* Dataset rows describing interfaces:
::::::::::

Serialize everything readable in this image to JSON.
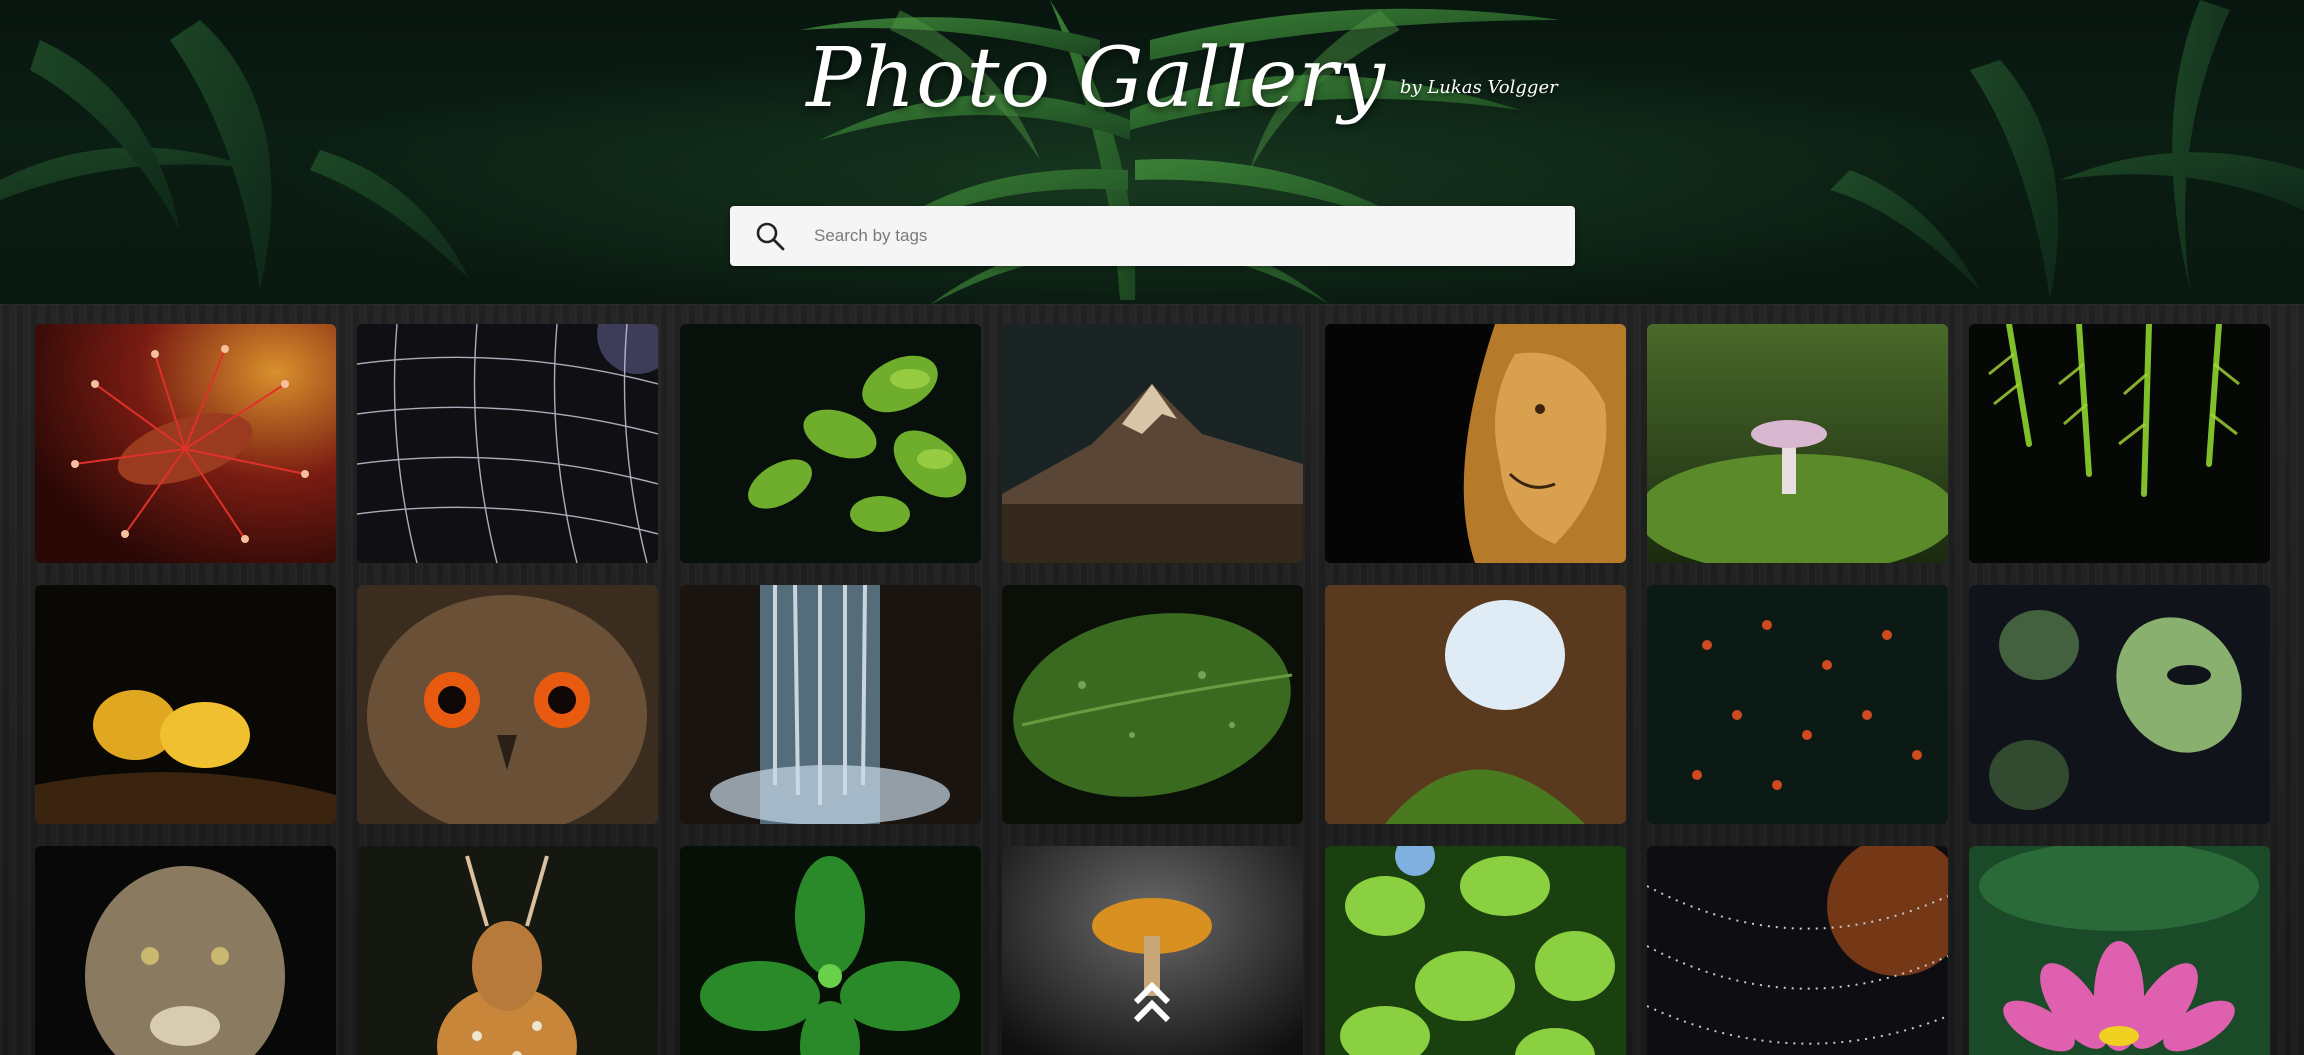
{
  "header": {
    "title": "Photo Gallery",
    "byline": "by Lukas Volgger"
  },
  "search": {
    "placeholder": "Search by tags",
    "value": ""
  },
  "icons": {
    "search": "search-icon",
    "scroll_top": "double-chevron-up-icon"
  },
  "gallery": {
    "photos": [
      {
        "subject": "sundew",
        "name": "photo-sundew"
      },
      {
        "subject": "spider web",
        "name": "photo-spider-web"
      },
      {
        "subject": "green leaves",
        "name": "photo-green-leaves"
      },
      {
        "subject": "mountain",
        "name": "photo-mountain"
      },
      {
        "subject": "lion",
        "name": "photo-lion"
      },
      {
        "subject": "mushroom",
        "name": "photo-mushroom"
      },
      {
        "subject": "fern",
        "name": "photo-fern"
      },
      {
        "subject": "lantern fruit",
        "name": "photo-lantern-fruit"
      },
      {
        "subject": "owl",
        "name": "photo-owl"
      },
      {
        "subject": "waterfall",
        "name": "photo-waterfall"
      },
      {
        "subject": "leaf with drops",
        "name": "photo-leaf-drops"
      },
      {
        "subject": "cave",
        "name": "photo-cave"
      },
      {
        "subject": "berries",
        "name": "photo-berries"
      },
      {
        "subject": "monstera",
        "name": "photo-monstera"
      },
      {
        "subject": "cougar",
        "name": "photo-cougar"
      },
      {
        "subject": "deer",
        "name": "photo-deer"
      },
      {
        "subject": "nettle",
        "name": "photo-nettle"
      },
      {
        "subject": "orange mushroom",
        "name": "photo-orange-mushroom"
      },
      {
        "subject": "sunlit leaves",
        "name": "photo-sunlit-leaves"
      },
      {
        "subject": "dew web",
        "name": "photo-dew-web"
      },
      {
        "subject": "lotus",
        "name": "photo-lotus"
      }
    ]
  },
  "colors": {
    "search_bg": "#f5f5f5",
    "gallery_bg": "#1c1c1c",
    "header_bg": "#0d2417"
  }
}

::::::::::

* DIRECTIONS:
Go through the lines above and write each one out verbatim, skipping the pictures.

* RESPONSE TO THIS TASK:
Serialize everything readable in this image to JSON.
{
  "header": {
    "title": "Photo Gallery",
    "byline": "by Lukas Volgger"
  },
  "search": {
    "placeholder": "Search by tags",
    "value": ""
  },
  "icons": {
    "search": "search-icon",
    "scroll_top": "double-chevron-up-icon"
  },
  "gallery": {
    "photos": [
      {
        "subject": "sundew",
        "name": "photo-sundew"
      },
      {
        "subject": "spider web",
        "name": "photo-spider-web"
      },
      {
        "subject": "green leaves",
        "name": "photo-green-leaves"
      },
      {
        "subject": "mountain",
        "name": "photo-mountain"
      },
      {
        "subject": "lion",
        "name": "photo-lion"
      },
      {
        "subject": "mushroom",
        "name": "photo-mushroom"
      },
      {
        "subject": "fern",
        "name": "photo-fern"
      },
      {
        "subject": "lantern fruit",
        "name": "photo-lantern-fruit"
      },
      {
        "subject": "owl",
        "name": "photo-owl"
      },
      {
        "subject": "waterfall",
        "name": "photo-waterfall"
      },
      {
        "subject": "leaf with drops",
        "name": "photo-leaf-drops"
      },
      {
        "subject": "cave",
        "name": "photo-cave"
      },
      {
        "subject": "berries",
        "name": "photo-berries"
      },
      {
        "subject": "monstera",
        "name": "photo-monstera"
      },
      {
        "subject": "cougar",
        "name": "photo-cougar"
      },
      {
        "subject": "deer",
        "name": "photo-deer"
      },
      {
        "subject": "nettle",
        "name": "photo-nettle"
      },
      {
        "subject": "orange mushroom",
        "name": "photo-orange-mushroom"
      },
      {
        "subject": "sunlit leaves",
        "name": "photo-sunlit-leaves"
      },
      {
        "subject": "dew web",
        "name": "photo-dew-web"
      },
      {
        "subject": "lotus",
        "name": "photo-lotus"
      }
    ]
  },
  "colors": {
    "search_bg": "#f5f5f5",
    "gallery_bg": "#1c1c1c",
    "header_bg": "#0d2417"
  }
}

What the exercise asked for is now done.